RECORDS FOR THIS EXERCISE:
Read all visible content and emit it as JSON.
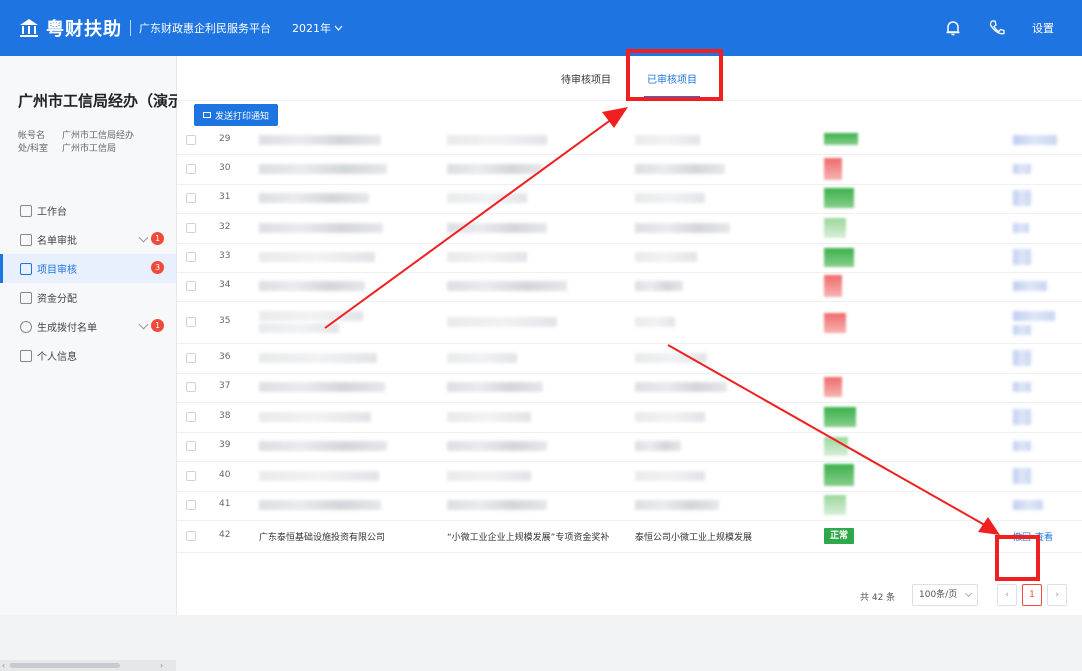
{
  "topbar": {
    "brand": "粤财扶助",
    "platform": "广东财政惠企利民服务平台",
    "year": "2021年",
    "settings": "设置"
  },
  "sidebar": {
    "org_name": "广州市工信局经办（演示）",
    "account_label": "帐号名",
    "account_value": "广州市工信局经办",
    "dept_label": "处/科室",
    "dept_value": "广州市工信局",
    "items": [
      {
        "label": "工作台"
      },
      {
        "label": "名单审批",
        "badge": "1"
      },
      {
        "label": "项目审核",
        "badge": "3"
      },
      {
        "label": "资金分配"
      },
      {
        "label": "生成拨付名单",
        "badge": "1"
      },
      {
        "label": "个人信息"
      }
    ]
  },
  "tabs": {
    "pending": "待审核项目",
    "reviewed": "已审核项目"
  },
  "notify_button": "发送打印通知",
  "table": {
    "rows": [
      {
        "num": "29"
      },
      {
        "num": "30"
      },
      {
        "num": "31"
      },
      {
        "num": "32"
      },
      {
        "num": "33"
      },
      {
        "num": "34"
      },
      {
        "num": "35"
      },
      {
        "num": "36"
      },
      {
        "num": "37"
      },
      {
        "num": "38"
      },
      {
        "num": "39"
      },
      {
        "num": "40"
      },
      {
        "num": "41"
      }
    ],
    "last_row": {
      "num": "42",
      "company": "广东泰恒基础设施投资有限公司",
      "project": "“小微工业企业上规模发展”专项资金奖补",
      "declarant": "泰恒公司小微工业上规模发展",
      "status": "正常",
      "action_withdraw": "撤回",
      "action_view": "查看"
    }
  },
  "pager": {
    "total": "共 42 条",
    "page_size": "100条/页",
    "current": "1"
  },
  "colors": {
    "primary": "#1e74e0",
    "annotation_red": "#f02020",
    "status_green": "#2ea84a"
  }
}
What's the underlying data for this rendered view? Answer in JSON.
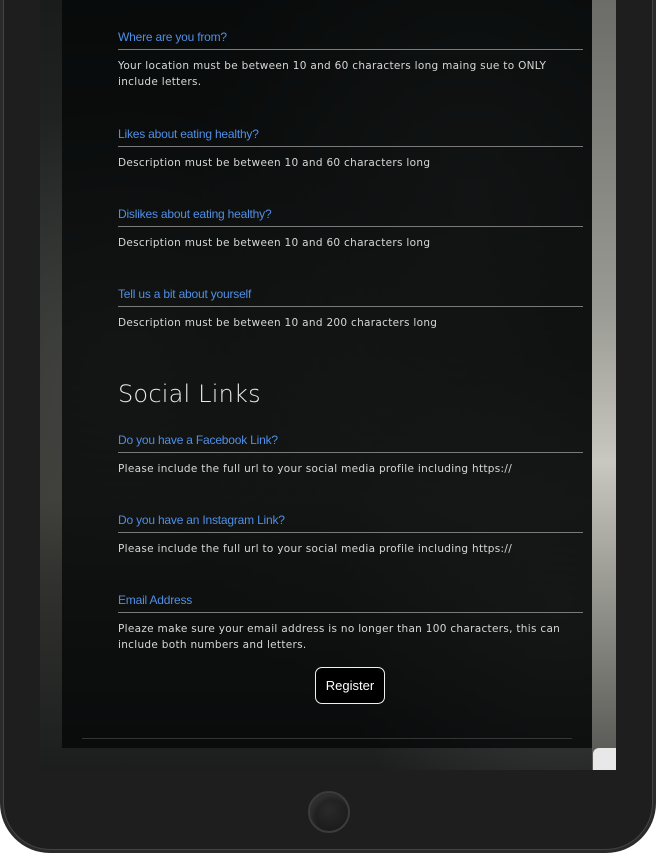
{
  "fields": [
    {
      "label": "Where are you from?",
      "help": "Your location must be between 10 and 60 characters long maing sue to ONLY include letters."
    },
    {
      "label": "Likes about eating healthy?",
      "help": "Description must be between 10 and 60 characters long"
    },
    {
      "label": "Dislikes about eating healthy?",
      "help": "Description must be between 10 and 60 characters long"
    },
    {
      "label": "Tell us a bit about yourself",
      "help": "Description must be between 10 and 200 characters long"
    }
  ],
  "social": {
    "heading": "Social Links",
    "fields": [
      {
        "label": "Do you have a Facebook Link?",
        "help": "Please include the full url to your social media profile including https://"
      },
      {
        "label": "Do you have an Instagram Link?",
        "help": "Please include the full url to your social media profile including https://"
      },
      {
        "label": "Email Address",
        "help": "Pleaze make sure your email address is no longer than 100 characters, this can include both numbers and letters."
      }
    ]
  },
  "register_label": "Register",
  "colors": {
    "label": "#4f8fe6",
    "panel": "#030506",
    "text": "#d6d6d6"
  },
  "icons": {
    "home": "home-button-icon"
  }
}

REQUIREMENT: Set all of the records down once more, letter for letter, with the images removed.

TASK RESPONSE:
Read all visible content and emit it as JSON.
{
  "topbar": {
    "brand": "粤财扶助",
    "platform": "广东财政惠企利民服务平台",
    "year": "2021年",
    "settings": "设置"
  },
  "sidebar": {
    "org_name": "广州市工信局经办（演示）",
    "account_label": "帐号名",
    "account_value": "广州市工信局经办",
    "dept_label": "处/科室",
    "dept_value": "广州市工信局",
    "items": [
      {
        "label": "工作台"
      },
      {
        "label": "名单审批",
        "badge": "1"
      },
      {
        "label": "项目审核",
        "badge": "3"
      },
      {
        "label": "资金分配"
      },
      {
        "label": "生成拨付名单",
        "badge": "1"
      },
      {
        "label": "个人信息"
      }
    ]
  },
  "tabs": {
    "pending": "待审核项目",
    "reviewed": "已审核项目"
  },
  "notify_button": "发送打印通知",
  "table": {
    "rows": [
      {
        "num": "29"
      },
      {
        "num": "30"
      },
      {
        "num": "31"
      },
      {
        "num": "32"
      },
      {
        "num": "33"
      },
      {
        "num": "34"
      },
      {
        "num": "35"
      },
      {
        "num": "36"
      },
      {
        "num": "37"
      },
      {
        "num": "38"
      },
      {
        "num": "39"
      },
      {
        "num": "40"
      },
      {
        "num": "41"
      }
    ],
    "last_row": {
      "num": "42",
      "company": "广东泰恒基础设施投资有限公司",
      "project": "“小微工业企业上规模发展”专项资金奖补",
      "declarant": "泰恒公司小微工业上规模发展",
      "status": "正常",
      "action_withdraw": "撤回",
      "action_view": "查看"
    }
  },
  "pager": {
    "total": "共 42 条",
    "page_size": "100条/页",
    "current": "1"
  },
  "colors": {
    "primary": "#1e74e0",
    "annotation_red": "#f02020",
    "status_green": "#2ea84a"
  }
}
What's the underlying data for this rendered view? Answer in JSON.
{
  "fields": [
    {
      "label": "Where are you from?",
      "help": "Your location must be between 10 and 60 characters long maing sue to ONLY include letters."
    },
    {
      "label": "Likes about eating healthy?",
      "help": "Description must be between 10 and 60 characters long"
    },
    {
      "label": "Dislikes about eating healthy?",
      "help": "Description must be between 10 and 60 characters long"
    },
    {
      "label": "Tell us a bit about yourself",
      "help": "Description must be between 10 and 200 characters long"
    }
  ],
  "social": {
    "heading": "Social Links",
    "fields": [
      {
        "label": "Do you have a Facebook Link?",
        "help": "Please include the full url to your social media profile including https://"
      },
      {
        "label": "Do you have an Instagram Link?",
        "help": "Please include the full url to your social media profile including https://"
      },
      {
        "label": "Email Address",
        "help": "Pleaze make sure your email address is no longer than 100 characters, this can include both numbers and letters."
      }
    ]
  },
  "register_label": "Register",
  "colors": {
    "label": "#4f8fe6",
    "panel": "#030506",
    "text": "#d6d6d6"
  },
  "icons": {
    "home": "home-button-icon"
  }
}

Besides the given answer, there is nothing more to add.